— PROBLEM TO WORK ON —
Only lines holding the word "include" are wanted from the records; copy all of them.

— Dataset rows describing interfaces —
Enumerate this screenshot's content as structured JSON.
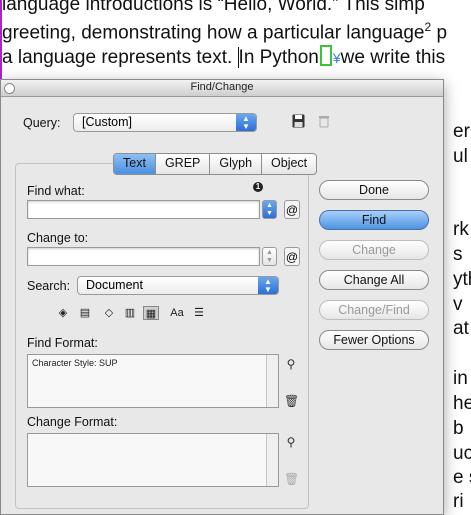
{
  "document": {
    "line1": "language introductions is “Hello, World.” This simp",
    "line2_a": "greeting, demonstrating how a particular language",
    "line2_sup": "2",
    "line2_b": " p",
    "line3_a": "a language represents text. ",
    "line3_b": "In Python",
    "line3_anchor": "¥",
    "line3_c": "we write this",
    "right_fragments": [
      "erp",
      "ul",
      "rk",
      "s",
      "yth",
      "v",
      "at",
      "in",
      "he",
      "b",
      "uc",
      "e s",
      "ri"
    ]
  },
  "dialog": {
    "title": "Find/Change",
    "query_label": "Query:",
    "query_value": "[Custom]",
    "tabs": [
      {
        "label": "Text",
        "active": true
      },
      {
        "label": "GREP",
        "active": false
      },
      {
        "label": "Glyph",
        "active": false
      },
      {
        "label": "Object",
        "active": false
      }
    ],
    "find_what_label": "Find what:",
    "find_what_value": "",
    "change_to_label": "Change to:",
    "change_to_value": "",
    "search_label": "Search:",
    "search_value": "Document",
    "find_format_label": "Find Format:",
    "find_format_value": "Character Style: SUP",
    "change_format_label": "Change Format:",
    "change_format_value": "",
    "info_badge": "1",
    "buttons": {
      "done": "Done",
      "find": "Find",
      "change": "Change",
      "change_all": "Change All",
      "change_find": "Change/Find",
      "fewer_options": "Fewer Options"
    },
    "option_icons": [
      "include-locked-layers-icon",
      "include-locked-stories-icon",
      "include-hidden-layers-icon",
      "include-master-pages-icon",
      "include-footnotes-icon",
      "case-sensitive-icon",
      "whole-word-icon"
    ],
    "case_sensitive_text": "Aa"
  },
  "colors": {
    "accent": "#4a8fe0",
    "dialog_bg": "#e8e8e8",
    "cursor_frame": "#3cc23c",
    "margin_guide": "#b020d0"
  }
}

— ANSWER TO THE PROBLEM —
      "include-locked-layers-icon",
      "include-locked-stories-icon",
      "include-hidden-layers-icon",
      "include-master-pages-icon",
      "include-footnotes-icon",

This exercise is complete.